Step 5. Analyze the information you obtain from the christening record.[edit | edit source]

To effectively use the information from the christening record, ask yourself the following questions:

• Is this the christening entry of my direct line ancestor? Because names are so common, you must be sure you have the correct record.

• Did the minister identify both parents?

• Did more than 3 years pass since the christening of the last child? If so, another child may have been christened in a neighboring parish or died before it could be christened.

• Did you search 5 years without finding any earlier christening entries of children? If you find no other entries, then begin looking for the parents' marriage record.

Background[edit | edit source]

Description[edit | edit source]

Only a few parish records in Denmark go back before the late 1600s. The earliest church records tend to be found in the large cities and in the lower Jutland peninsula bordering on German territories.

Tips[edit | edit source]

Tip 1. How do I find the year my ancestor was christened?[edit | edit source]

First, use census records as a guide to find the whole family. The census records list everyone living in a household at a given time and may include parents, grandparents, and children. It also gives ages for each person, which you can use to calculate an approximate year of birth. After

1845 census records also include place of birth information. To find census records in the Family

History Library Catalog, search under the county that your town belonged to and the heading "Census." Another record that lists age and birthplace information back to 1790 for males is the military levying rolls. Early census records, passenger lists, death records, and similar types of records will often list a persons age at a given point in time but will not list the birthplace information. You may have to try several towns in the area where he or she was later married and lived to find the right birthplace.

Tip 2. What if I can't read the record?[edit | edit source]

Danish church records are usually written in Danish and include some Latin terms and phrases.

In southern Jutland and some Copenhagen parishes, the records may be listed in German.
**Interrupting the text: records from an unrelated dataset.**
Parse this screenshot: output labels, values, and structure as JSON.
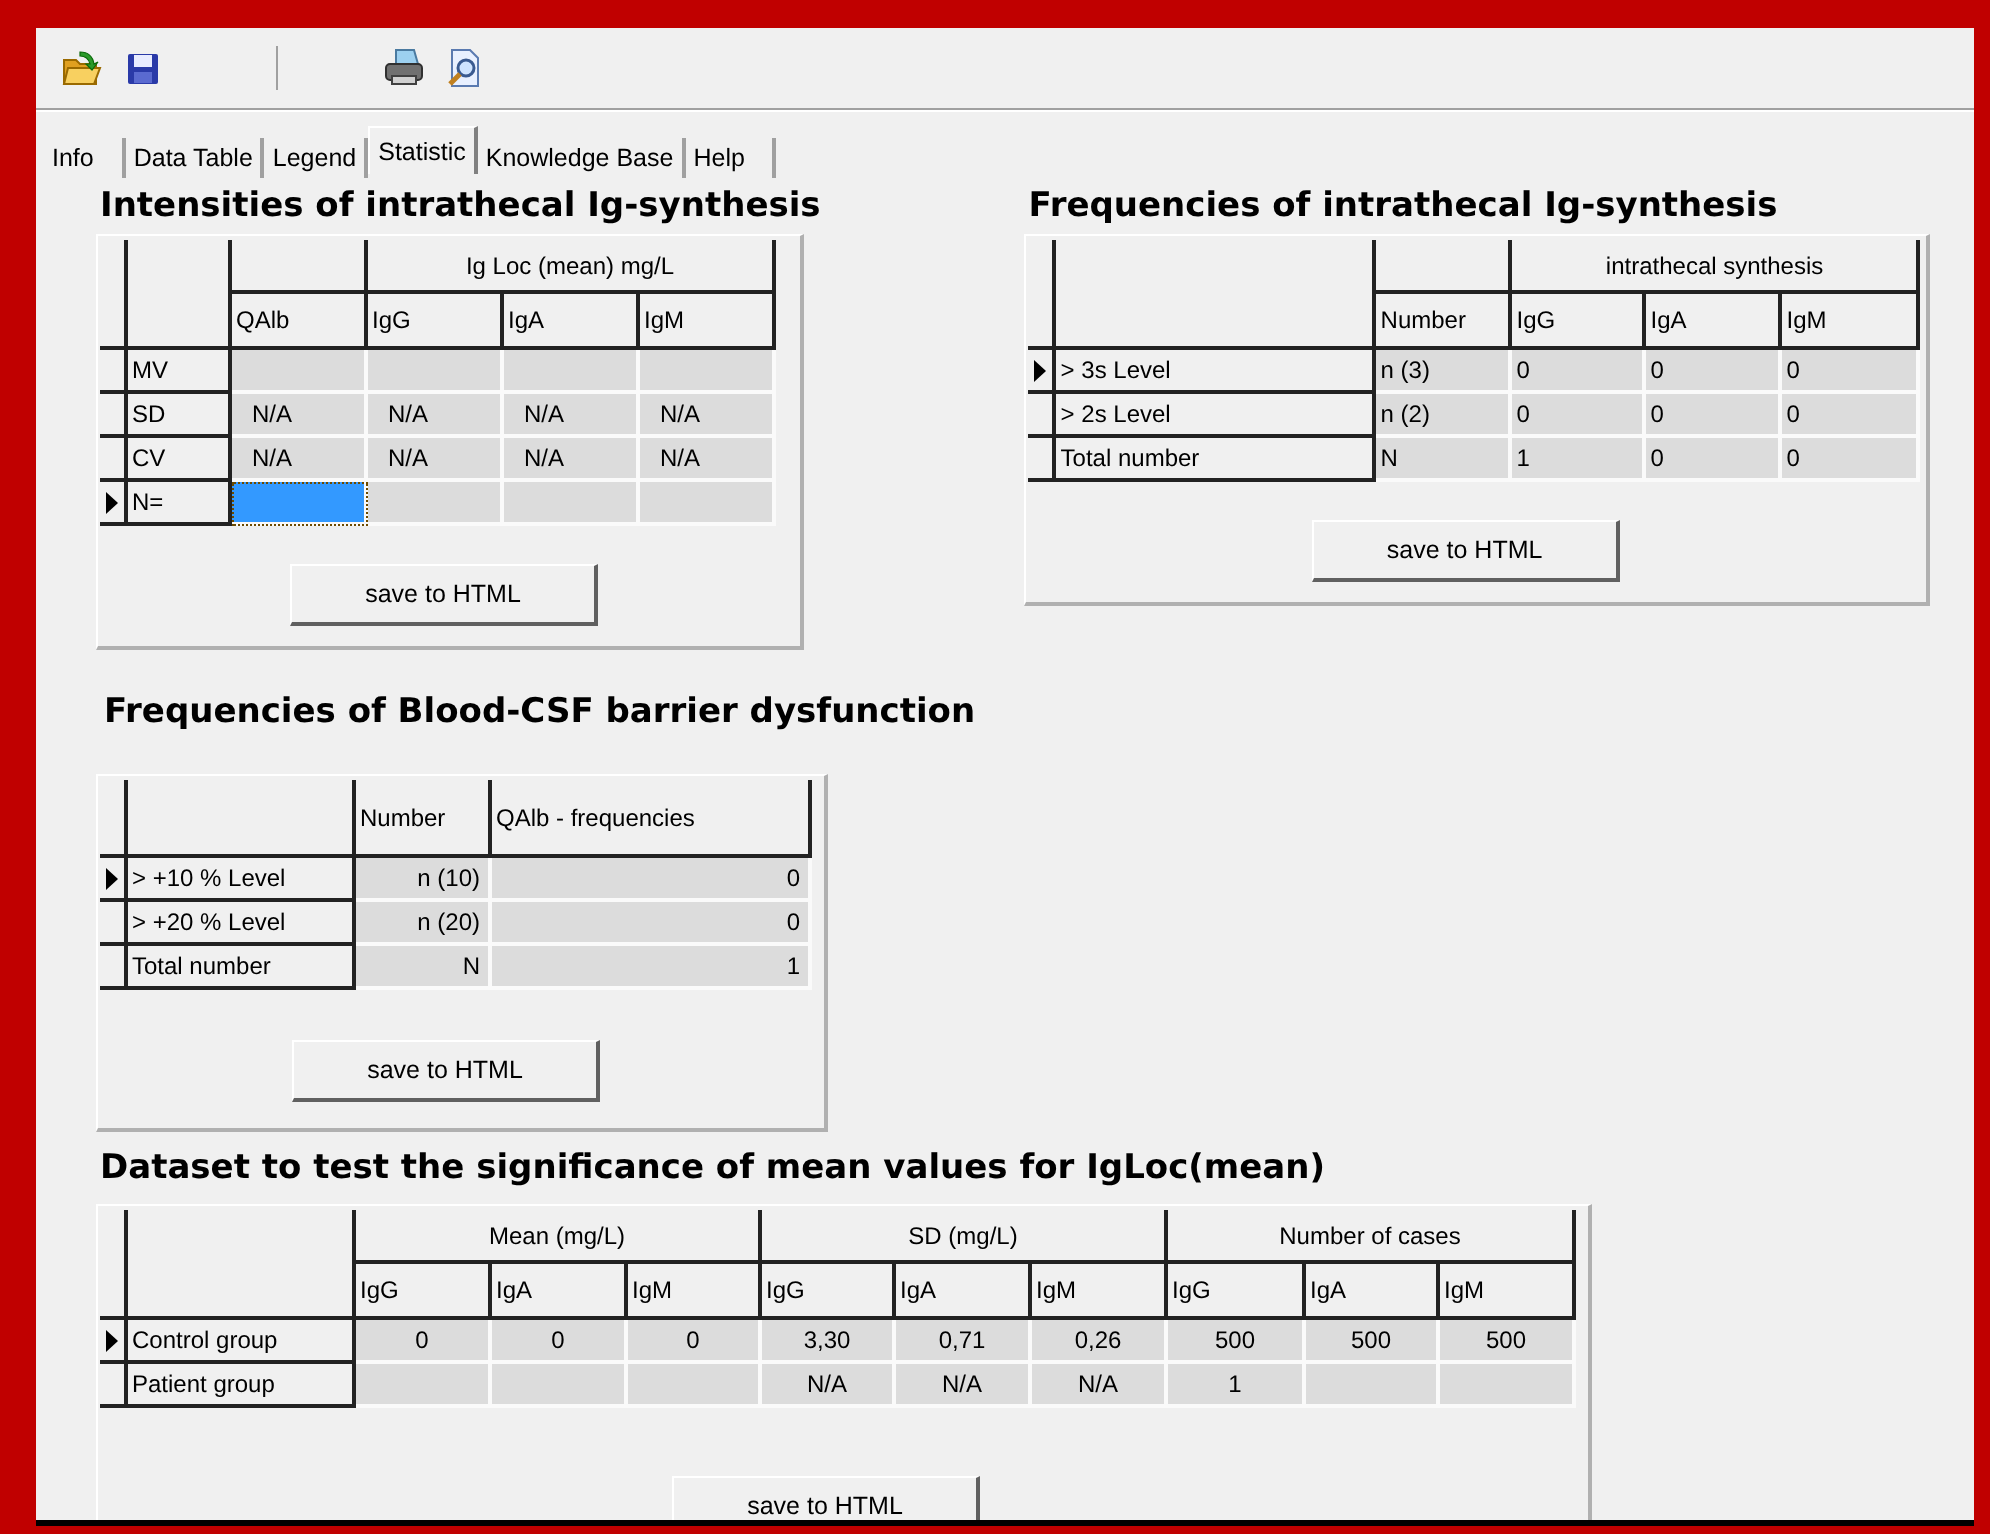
{
  "tabs": [
    {
      "label": "Info",
      "selected": false
    },
    {
      "label": "Data Table",
      "selected": false
    },
    {
      "label": "Legend",
      "selected": false
    },
    {
      "label": "Statistic",
      "selected": true
    },
    {
      "label": "Knowledge Base",
      "selected": false
    },
    {
      "label": "Help",
      "selected": false
    }
  ],
  "sections": [
    {
      "title": "Intensities of intrathecal Ig-synthesis",
      "button": "save to HTML",
      "headers": [
        {
          "kind": "single",
          "label": "QAlb"
        },
        {
          "kind": "group",
          "label": "Ig Loc (mean) mg/L",
          "columns": [
            "IgG",
            "IgA",
            "IgM"
          ]
        }
      ],
      "rows": [
        {
          "label": "MV",
          "current": false,
          "cells": [
            {
              "selected": false
            },
            {
              "selected": false
            },
            {
              "selected": false
            },
            {
              "selected": false
            }
          ]
        },
        {
          "label": "SD",
          "current": false,
          "cells": [
            {
              "text": "N/A",
              "selected": false
            },
            {
              "text": "N/A",
              "selected": false
            },
            {
              "text": "N/A",
              "selected": false
            },
            {
              "text": "N/A",
              "selected": false
            }
          ]
        },
        {
          "label": "CV",
          "current": false,
          "cells": [
            {
              "text": "N/A",
              "selected": false
            },
            {
              "text": "N/A",
              "selected": false
            },
            {
              "text": "N/A",
              "selected": false
            },
            {
              "text": "N/A",
              "selected": false
            }
          ]
        },
        {
          "label": "N=",
          "current": true,
          "cells": [
            {
              "selected": true
            },
            {
              "selected": false
            },
            {
              "selected": false
            },
            {
              "selected": false
            }
          ]
        }
      ]
    },
    {
      "title": "Frequencies of intrathecal Ig-synthesis",
      "button": "save to HTML",
      "headers": [
        {
          "kind": "single",
          "label": "Number"
        },
        {
          "kind": "group",
          "label": "intrathecal synthesis",
          "columns": [
            "IgG",
            "IgA",
            "IgM"
          ]
        }
      ],
      "rows": [
        {
          "label": "> 3s Level",
          "current": true,
          "cells": [
            "n (3)",
            "0",
            "0",
            "0"
          ]
        },
        {
          "label": "> 2s Level",
          "current": false,
          "cells": [
            "n (2)",
            "0",
            "0",
            "0"
          ]
        },
        {
          "label": "Total number",
          "current": false,
          "cells": [
            "N",
            "1",
            "0",
            "0"
          ]
        }
      ]
    },
    {
      "title": "Frequencies of Blood-CSF barrier dysfunction",
      "button": "save to HTML",
      "headers": [
        {
          "kind": "single",
          "label": "Number"
        },
        {
          "kind": "single",
          "label": "QAlb - frequencies"
        }
      ],
      "rows": [
        {
          "label": "> +10 % Level",
          "current": true,
          "cells": [
            "n (10)",
            "0"
          ]
        },
        {
          "label": "> +20 % Level",
          "current": false,
          "cells": [
            "n (20)",
            "0"
          ]
        },
        {
          "label": "Total number",
          "current": false,
          "cells": [
            "N",
            "1"
          ]
        }
      ]
    },
    {
      "title": "Dataset to test the significance of mean values for IgLoc(mean)",
      "button": "save to HTML",
      "headers": [
        {
          "kind": "group",
          "label": "Mean (mg/L)",
          "columns": [
            "IgG",
            "IgA",
            "IgM"
          ]
        },
        {
          "kind": "group",
          "label": "SD (mg/L)",
          "columns": [
            "IgG",
            "IgA",
            "IgM"
          ]
        },
        {
          "kind": "group",
          "label": "Number of cases",
          "columns": [
            "IgG",
            "IgA",
            "IgM"
          ]
        }
      ],
      "rows": [
        {
          "label": "Control group",
          "current": true,
          "cells": [
            "0",
            "0",
            "0",
            "3,30",
            "0,71",
            "0,26",
            "500",
            "500",
            "500"
          ]
        },
        {
          "label": "Patient group",
          "current": false,
          "cells": [
            null,
            null,
            null,
            "N/A",
            "N/A",
            "N/A",
            "1",
            null,
            null
          ]
        }
      ]
    }
  ]
}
Prior to the late 1800s, records were written in Gothic script.

For publications that can help you read the languages and Gothic script, see Danish Genealogical Word List, Latin Genealogical Word List, German Genealogical Word List, and Germany Handwriting.
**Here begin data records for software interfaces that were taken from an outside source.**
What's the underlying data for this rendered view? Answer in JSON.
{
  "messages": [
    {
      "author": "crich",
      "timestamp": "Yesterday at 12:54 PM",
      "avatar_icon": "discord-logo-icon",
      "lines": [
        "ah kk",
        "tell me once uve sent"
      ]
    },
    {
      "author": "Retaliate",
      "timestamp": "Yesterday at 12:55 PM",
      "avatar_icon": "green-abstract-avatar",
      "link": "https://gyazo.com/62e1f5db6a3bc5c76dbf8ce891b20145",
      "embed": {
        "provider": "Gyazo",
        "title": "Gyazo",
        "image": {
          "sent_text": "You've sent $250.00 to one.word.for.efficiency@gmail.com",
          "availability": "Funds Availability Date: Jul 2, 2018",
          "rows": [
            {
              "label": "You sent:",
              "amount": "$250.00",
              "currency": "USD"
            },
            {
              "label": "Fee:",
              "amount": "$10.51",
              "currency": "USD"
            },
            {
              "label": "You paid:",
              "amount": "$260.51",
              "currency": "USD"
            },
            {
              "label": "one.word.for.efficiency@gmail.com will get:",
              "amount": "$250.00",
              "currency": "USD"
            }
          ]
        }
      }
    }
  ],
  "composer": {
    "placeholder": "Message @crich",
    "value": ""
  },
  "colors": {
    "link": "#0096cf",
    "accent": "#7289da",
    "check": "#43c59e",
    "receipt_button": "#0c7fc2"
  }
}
Tip 3. How do I differentiate people with the same names?[edit | edit source]

Remember, within the family, one or more children may have the same given name(s).
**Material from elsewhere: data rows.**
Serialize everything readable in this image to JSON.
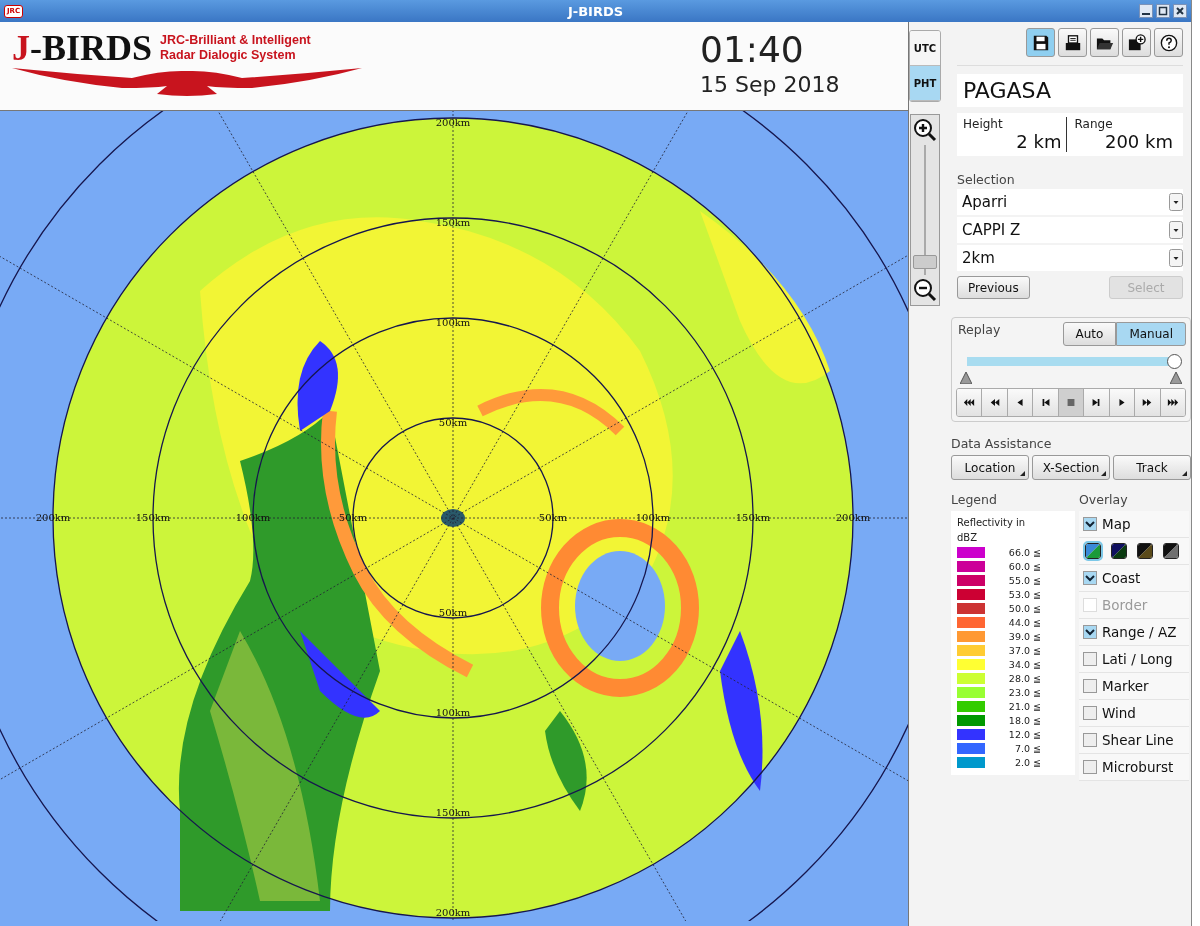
{
  "window": {
    "title": "J-BIRDS",
    "app_icon_text": "JRC"
  },
  "logo": {
    "initial": "J",
    "rest": "-BIRDS",
    "tagline": [
      "JRC-Brilliant & Intelligent",
      "Radar Dialogic System"
    ]
  },
  "clock": {
    "time": "01:40",
    "date": "15 Sep 2018"
  },
  "timezones": [
    {
      "label": "UTC",
      "selected": false
    },
    {
      "label": "PHT",
      "selected": true
    }
  ],
  "zoom": {
    "level": 0.05
  },
  "toolbar": [
    {
      "kind": "save",
      "selected": true
    },
    {
      "kind": "print",
      "selected": false
    },
    {
      "kind": "open",
      "selected": false
    },
    {
      "kind": "add",
      "selected": false
    },
    {
      "kind": "help",
      "selected": false
    }
  ],
  "station": {
    "name": "PAGASA",
    "height_label": "Height",
    "height_value": "2 km",
    "range_label": "Range",
    "range_value": "200 km"
  },
  "selection": {
    "label": "Selection",
    "dropdowns": [
      "Aparri",
      "CAPPI Z",
      "2km"
    ],
    "buttons": [
      {
        "label": "Previous",
        "disabled": false
      },
      {
        "label": "Select",
        "disabled": true
      }
    ]
  },
  "replay": {
    "label": "Replay",
    "modes": [
      {
        "label": "Auto",
        "selected": false
      },
      {
        "label": "Manual",
        "selected": true
      }
    ],
    "level": 1,
    "controls": [
      {
        "kind": "skip-first",
        "selected": false
      },
      {
        "kind": "rewind",
        "selected": false
      },
      {
        "kind": "back",
        "selected": false
      },
      {
        "kind": "step-back",
        "selected": false
      },
      {
        "kind": "stop",
        "selected": true
      },
      {
        "kind": "step-forward",
        "selected": false
      },
      {
        "kind": "play",
        "selected": false
      },
      {
        "kind": "fast-forward",
        "selected": false
      },
      {
        "kind": "skip-last",
        "selected": false
      }
    ]
  },
  "data_assistance": {
    "label": "Data Assistance",
    "buttons": [
      "Location",
      "X-Section",
      "Track"
    ]
  },
  "legend": {
    "label": "Legend",
    "title": "Reflectivity in dBZ",
    "items": [
      {
        "value": "66.0 ≦",
        "color": "#cc00cc"
      },
      {
        "value": "60.0 ≦",
        "color": "#cc0099"
      },
      {
        "value": "55.0 ≦",
        "color": "#cc0066"
      },
      {
        "value": "53.0 ≦",
        "color": "#cc0033"
      },
      {
        "value": "50.0 ≦",
        "color": "#cc3333"
      },
      {
        "value": "44.0 ≦",
        "color": "#ff6633"
      },
      {
        "value": "39.0 ≦",
        "color": "#ff9933"
      },
      {
        "value": "37.0 ≦",
        "color": "#ffcc33"
      },
      {
        "value": "34.0 ≦",
        "color": "#ffff33"
      },
      {
        "value": "28.0 ≦",
        "color": "#ccff33"
      },
      {
        "value": "23.0 ≦",
        "color": "#99ff33"
      },
      {
        "value": "21.0 ≦",
        "color": "#33cc00"
      },
      {
        "value": "18.0 ≦",
        "color": "#009900"
      },
      {
        "value": "12.0 ≦",
        "color": "#3333ff"
      },
      {
        "value": "7.0 ≦",
        "color": "#3366ff"
      },
      {
        "value": "2.0 ≦",
        "color": "#0099cc"
      }
    ]
  },
  "overlay": {
    "label": "Overlay",
    "items": [
      {
        "kind": "checkbox",
        "label": "Map",
        "checked": true,
        "disabled": false
      },
      {
        "kind": "swatches",
        "options": [
          {
            "halves": [
              {
                "color": "#3a8ad8"
              },
              {
                "color": "#1a9a3a"
              }
            ],
            "selected": true
          },
          {
            "halves": [
              {
                "color": "#101060"
              },
              {
                "color": "#0a3a10"
              }
            ],
            "selected": false
          },
          {
            "halves": [
              {
                "color": "#101010"
              },
              {
                "color": "#5a4a1a"
              }
            ],
            "selected": false
          },
          {
            "halves": [
              {
                "color": "#101010"
              },
              {
                "color": "#707070"
              }
            ],
            "selected": false
          }
        ]
      },
      {
        "kind": "checkbox",
        "label": "Coast",
        "checked": true,
        "disabled": false
      },
      {
        "kind": "checkbox",
        "label": "Border",
        "checked": false,
        "disabled": true
      },
      {
        "kind": "checkbox",
        "label": "Range / AZ",
        "checked": true,
        "disabled": false
      },
      {
        "kind": "checkbox",
        "label": "Lati / Long",
        "checked": false,
        "disabled": false
      },
      {
        "kind": "checkbox",
        "label": "Marker",
        "checked": false,
        "disabled": false
      },
      {
        "kind": "checkbox",
        "label": "Wind",
        "checked": false,
        "disabled": false
      },
      {
        "kind": "checkbox",
        "label": "Shear Line",
        "checked": false,
        "disabled": false
      },
      {
        "kind": "checkbox",
        "label": "Microburst",
        "checked": false,
        "disabled": false
      }
    ]
  },
  "map": {
    "range_labels": {
      "top": [
        "200km",
        "150km",
        "100km",
        "50km"
      ],
      "middle": [
        "200km",
        "150km",
        "100km",
        "50km",
        "50km",
        "100km",
        "150km",
        "200km"
      ],
      "bottom": [
        "50km",
        "100km",
        "150km",
        "200km"
      ]
    }
  }
}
When more than one set of parents has the same given names and surnames (for example two Hans Jensens with wife Maren), use the following identifiers and records to separate the families:

• The place of residence of the family.

• The father's occupation.

• The witnesses or godparents.

• Other sources like census and probate records that list family members as a group.

Where to Find It[edit | edit source]

ARKIVALIERONLINE: Danish National Archives Online Digital Church Records[edit | edit source]

The parish registers are held in the Danish State Archives and are available online at ARKIVALIERONLINE. Select your county and parish from the drop-down lists. Hovedministerialbog, Kontraministerialbog, Enetmininsterialbog and the register for the parish are different copies of the records, and you can search any or all of them.

Family History Centers[edit | edit source]

Family History Centers are located throughout the United States and other areas of the world. To find a center near you, see Finding a Family History Center. These centers allow users to view limited-access digital images at FamilySearch and may have microfilmed copies of German family history records, as shown on the the FamilySearch Catalog.

Family History Library[edit | edit source]

The Family History Library has microfilmed many of the German family registry records. There is no fee for using these microfilms in person. You may request photocopies of the record from the library for a small fee. You will need to fill out
a Request for Photocopies—Census Records, Books, Microfilm or Microfiche form. The Family History Library microfilm number is available from the FamilySearch Catalog. Send the form and the fee to the Family History Library. For details, see  FHL Lookup Services.